WHAT YOU ARE ASKED TO DO:
After reading the data below, copy out every line that contains the word "Shell".

DATASET:
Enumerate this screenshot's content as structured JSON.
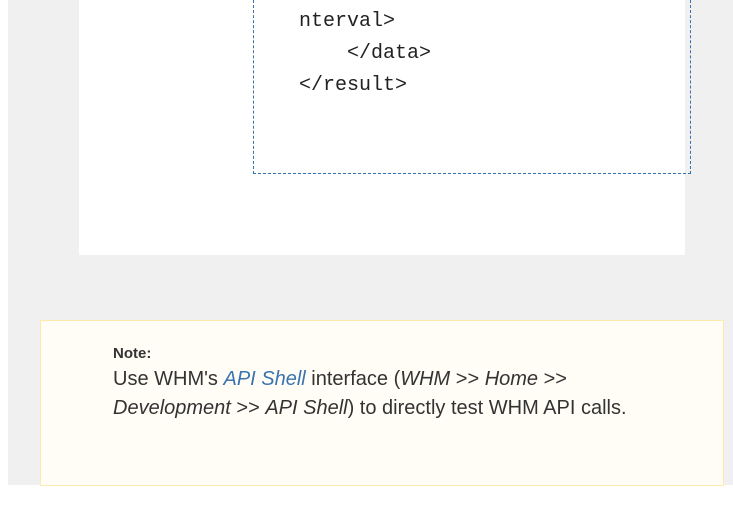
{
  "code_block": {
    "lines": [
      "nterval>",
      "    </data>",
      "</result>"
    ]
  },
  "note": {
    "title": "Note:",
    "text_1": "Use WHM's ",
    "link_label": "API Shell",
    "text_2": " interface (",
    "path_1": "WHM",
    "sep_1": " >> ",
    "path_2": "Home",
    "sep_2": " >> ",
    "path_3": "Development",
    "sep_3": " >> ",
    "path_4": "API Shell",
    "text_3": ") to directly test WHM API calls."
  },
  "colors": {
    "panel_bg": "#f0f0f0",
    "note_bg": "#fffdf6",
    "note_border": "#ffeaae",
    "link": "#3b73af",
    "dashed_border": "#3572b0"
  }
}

PROBLEM SOLUTION:
    "link_label": "API Shell",
    "path_4": "API Shell",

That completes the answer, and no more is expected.